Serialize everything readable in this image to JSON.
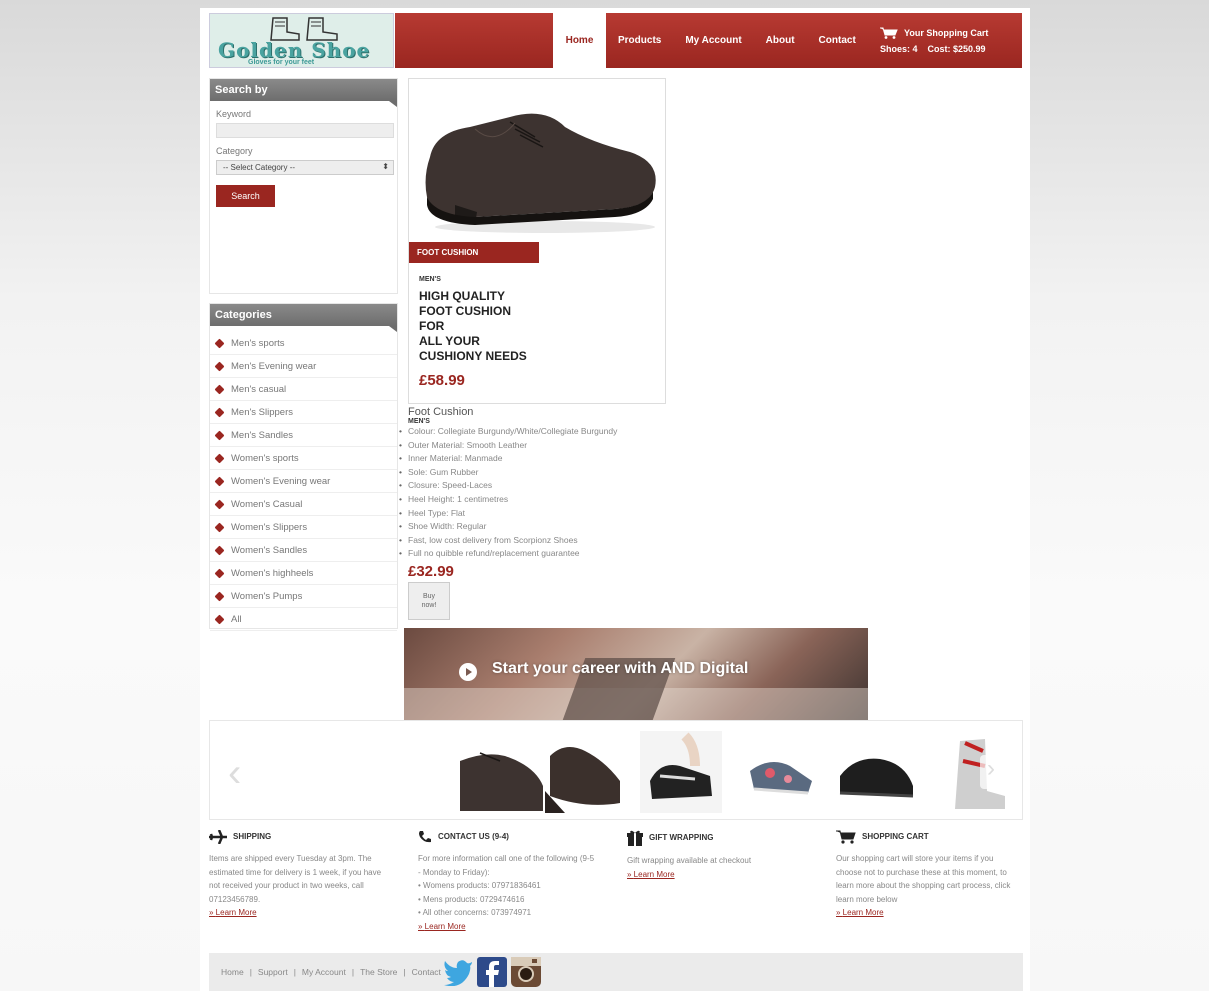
{
  "header": {
    "logo_brand": "Golden Shoe",
    "logo_tagline": "Gloves for your feet",
    "nav": [
      "Home",
      "Products",
      "My Account",
      "About",
      "Contact"
    ],
    "cart_label": "Your Shopping Cart",
    "cart_summary": "Shoes: 4    Cost: $250.99"
  },
  "search": {
    "heading": "Search by",
    "keyword_label": "Keyword",
    "keyword_value": "",
    "category_label": "Category",
    "category_selected": "-- Select Category --",
    "button": "Search"
  },
  "categories": {
    "heading": "Categories",
    "items": [
      "Men's sports",
      "Men's Evening wear",
      "Men's casual",
      "Men's Slippers",
      "Men's Sandles",
      "Women's sports",
      "Women's Evening wear",
      "Women's Casual",
      "Women's Slippers",
      "Women's Sandles",
      "Women's highheels",
      "Women's Pumps",
      "All"
    ]
  },
  "product_card": {
    "badge": "FOOT CUSHION",
    "gender": "MEN'S",
    "title": "HIGH QUALITY\nFOOT CUSHION\nFOR\nALL YOUR\nCUSHIONY NEEDS",
    "price": "£58.99"
  },
  "details": {
    "title": "Foot Cushion",
    "gender": "MEN'S",
    "specs": [
      "Colour: Collegiate Burgundy/White/Collegiate Burgundy",
      "Outer Material: Smooth Leather",
      "Inner Material: Manmade",
      "Sole: Gum Rubber",
      "Closure: Speed-Laces",
      "Heel Height: 1 centimetres",
      "Heel Type: Flat",
      "Shoe Width: Regular",
      "Fast, low cost delivery from Scorpionz Shoes",
      "Full no quibble refund/replacement guarantee"
    ],
    "price": "£32.99",
    "buy_label": "Buy\nnow!"
  },
  "video": {
    "text": "Start your career with AND Digital"
  },
  "info": {
    "shipping": {
      "heading": "SHIPPING",
      "text": "Items are shipped every Tuesday at 3pm. The estimated time for delivery is 1 week, if you have not received your product in two weeks, call 07123456789.",
      "link": "Learn More"
    },
    "contact": {
      "heading": "CONTACT US (9-4)",
      "text": "For more information call one of the following (9-5 - Monday to Friday):",
      "items": [
        "Womens products: 07971836461",
        "Mens products: 0729474616",
        "All other concerns: 073974971"
      ],
      "link": "Learn More"
    },
    "gift": {
      "heading": "GIFT WRAPPING",
      "text": "Gift wrapping available at checkout",
      "link": "Learn More"
    },
    "cart": {
      "heading": "SHOPPING CART",
      "text": "Our shopping cart will store your items if you choose not to purchase these at this moment, to learn more about the shopping cart process, click learn more below",
      "link": "Learn More"
    }
  },
  "footer": {
    "links": [
      "Home",
      "Support",
      "My Account",
      "The Store",
      "Contact"
    ]
  },
  "colors": {
    "brand_red": "#9a2620",
    "panel_grey": "#7a7a7a",
    "logo_teal": "#4aa3a0"
  }
}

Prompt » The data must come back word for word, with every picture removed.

Response area »
Serialize everything readable in this image to JSON.
{
  "header": {
    "logo_brand": "Golden Shoe",
    "logo_tagline": "Gloves for your feet",
    "nav": [
      "Home",
      "Products",
      "My Account",
      "About",
      "Contact"
    ],
    "cart_label": "Your Shopping Cart",
    "cart_summary": "Shoes: 4    Cost: $250.99"
  },
  "search": {
    "heading": "Search by",
    "keyword_label": "Keyword",
    "keyword_value": "",
    "category_label": "Category",
    "category_selected": "-- Select Category --",
    "button": "Search"
  },
  "categories": {
    "heading": "Categories",
    "items": [
      "Men's sports",
      "Men's Evening wear",
      "Men's casual",
      "Men's Slippers",
      "Men's Sandles",
      "Women's sports",
      "Women's Evening wear",
      "Women's Casual",
      "Women's Slippers",
      "Women's Sandles",
      "Women's highheels",
      "Women's Pumps",
      "All"
    ]
  },
  "product_card": {
    "badge": "FOOT CUSHION",
    "gender": "MEN'S",
    "title": "HIGH QUALITY\nFOOT CUSHION\nFOR\nALL YOUR\nCUSHIONY NEEDS",
    "price": "£58.99"
  },
  "details": {
    "title": "Foot Cushion",
    "gender": "MEN'S",
    "specs": [
      "Colour: Collegiate Burgundy/White/Collegiate Burgundy",
      "Outer Material: Smooth Leather",
      "Inner Material: Manmade",
      "Sole: Gum Rubber",
      "Closure: Speed-Laces",
      "Heel Height: 1 centimetres",
      "Heel Type: Flat",
      "Shoe Width: Regular",
      "Fast, low cost delivery from Scorpionz Shoes",
      "Full no quibble refund/replacement guarantee"
    ],
    "price": "£32.99",
    "buy_label": "Buy\nnow!"
  },
  "video": {
    "text": "Start your career with AND Digital"
  },
  "info": {
    "shipping": {
      "heading": "SHIPPING",
      "text": "Items are shipped every Tuesday at 3pm. The estimated time for delivery is 1 week, if you have not received your product in two weeks, call 07123456789.",
      "link": "Learn More"
    },
    "contact": {
      "heading": "CONTACT US (9-4)",
      "text": "For more information call one of the following (9-5 - Monday to Friday):",
      "items": [
        "Womens products: 07971836461",
        "Mens products: 0729474616",
        "All other concerns: 073974971"
      ],
      "link": "Learn More"
    },
    "gift": {
      "heading": "GIFT WRAPPING",
      "text": "Gift wrapping available at checkout",
      "link": "Learn More"
    },
    "cart": {
      "heading": "SHOPPING CART",
      "text": "Our shopping cart will store your items if you choose not to purchase these at this moment, to learn more about the shopping cart process, click learn more below",
      "link": "Learn More"
    }
  },
  "footer": {
    "links": [
      "Home",
      "Support",
      "My Account",
      "The Store",
      "Contact"
    ]
  },
  "colors": {
    "brand_red": "#9a2620",
    "panel_grey": "#7a7a7a",
    "logo_teal": "#4aa3a0"
  }
}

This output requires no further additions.